Do you play any instruments /r9k/?
I'm in the process of learning the violin. Still a beginner though. Currently trying to learn Seitz Concerto N.2 3rd Mov.
I still can't do the triple stops that appear in the first measures.
I'd like to join an orchestra someday, but I'm afraid I started to late to learn music to do that.
Just stick with it man violin takes forever to get gud. If you put in the same amount of time a 10 year old does you'll see the same results, so it's not too late unless you're like 50 or 60. As for me I just play guitar and I want to start piano but no money for a good keyboard
i played flute in middle school and high school, i was actually pretty good and had potential, went to a lot of honor bands and competitions, in the middle of high school i was like fuck it, but i regretted it in college because i could have gotten so many scholarships,
I play guitar and so far it has gotten me 0 pussy. Even though I mostly listen to /mu/core I only play songs by megadeth and metallica
I don't play much any more, but I can play the violin, tenor sax, and guitar.
I played violin from age 5 to 15. I played tenor sax in jazz band and marching band in high school, and I just mess around with the guitar from time to time for shits and giggles.
I'm curious OP, are you taking Suzuki lessons?
>I'm curious OP, are you taking Suzuki lessons?
No, I have a traditional teacher that makes go through intervals, scales and different bowing exercises. He mostly follows Alard's book: http://imslp.org/wiki/%C3%89cole_du_violon_(Alard,_Jean_Delphin) plus some etudes like Wolfhart and Sevcik books.
My teacher absolutely hates the Suzuki as a teaching method. I don't particularly care about it as a method since I don't follow strictly the Suzuki principles, but I think the pieces are very nice.
I take lessons got guitar and I'm applying what I learn there to teach myself bass and piano.
I'd really like to learn to sing too but that's super awkward finding a private place to practice and teaching yourself through books and youtube videos
I know about 12 chords on my acoustic guitar. Doesn't matter because my strumming patterns are dogshit. Mostly I just play in my room and make up lyrics off the top of my head.
i currently play lead guitar in a band. played bass and keyboard in a previous band and before that the cello in yet another band.
but i only play guitar during band rehearsal, when at home i've mostly played electric organ for the past six months.
I was just curious since that particular song is in one of the Suzuki books, 3 or 4 I think.
I'm curious what your teacher dislikes about Suzuki? I was too young most of the time I was taking lessons to pay much attention to what the teaching methods were like.

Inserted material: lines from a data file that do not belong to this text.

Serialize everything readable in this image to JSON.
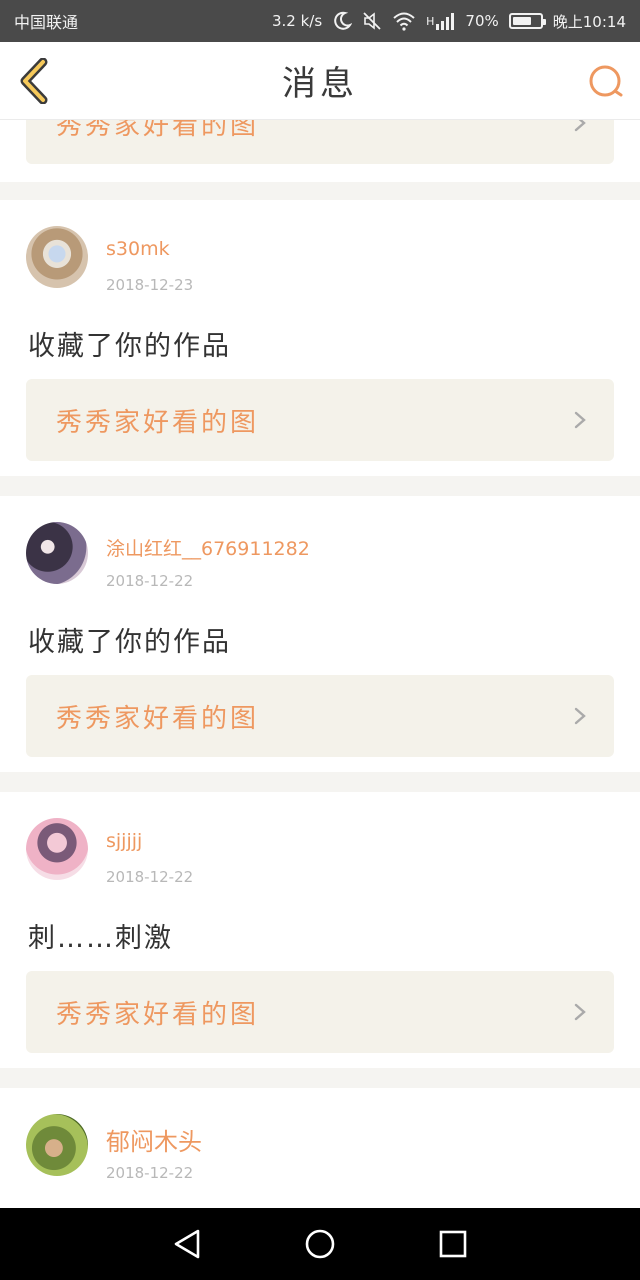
{
  "status_bar": {
    "carrier": "中国联通",
    "speed": "3.2 k/s",
    "signal_label": "H",
    "battery": "70%",
    "battery_level": 0.7,
    "time": "晚上10:14"
  },
  "header": {
    "title": "消息",
    "back_icon": "chevron-left-icon",
    "search_icon": "search-icon"
  },
  "colors": {
    "accent": "#ee9860",
    "link_box_bg": "#f4f2ea",
    "separator": "#f5f4f1"
  },
  "messages": [
    {
      "link_text": "秀秀家好看的图"
    },
    {
      "username": "s30mk",
      "date": "2018-12-23",
      "message": "收藏了你的作品",
      "link_text": "秀秀家好看的图"
    },
    {
      "username": "涂山红红__676911282",
      "date": "2018-12-22",
      "message": "收藏了你的作品",
      "link_text": "秀秀家好看的图"
    },
    {
      "username": "sjjjjj",
      "date": "2018-12-22",
      "message": "刺……刺激",
      "link_text": "秀秀家好看的图"
    },
    {
      "username": "郁闷木头",
      "date": "2018-12-22"
    }
  ]
}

My biggest complaint about Suzuki was the variability in the teachers I had. I think I had 4 or 5 different teachers over the years. Some of them were great, but some were really bad. In fact, a bad teacher was a big part of the reason why I quit taking lessons at 15.
Try mixing in picking the root note and then some random strumming. It normally helps me get creative with different patterns. Also you can mix up different strumming patterns for different chords. For example one song uses E down (pause) up down up, C down(pause) up down up down up down up, G down up down up then third on the E string 2nd on he e string then repeat. The whole time hitting the root note.
>I was just curious since that particular song is in one of the Suzuki books, 3 or 4 I think.
It's the first piece in book 4.
>I'm curious what your teacher dislikes about Suzuki?
One thing he said is that they produce "players" instead of violinists, teaching more to imitate than to play on their own. He also complains about how they are technically impaired and their music-reading skills are poor (students learning strictly under the suzuki method doesn't learn to read music until book 4 I think).
Maybe it just happens that my teacher is very old and he's more into old school teaching methods. To give you an idea, the teaching books he uses shows pictures without chin rest and obviously without shoulder rest, something to expect since the book is from 1848.
Those are some valid criticisms. There is a lot of focus in Suzuki on 'listen and repeat'. Especially for beginners. I'm pretty sure I started music reading much earlier than book 4 though. One thing they don't do a good job of teaching is music theory.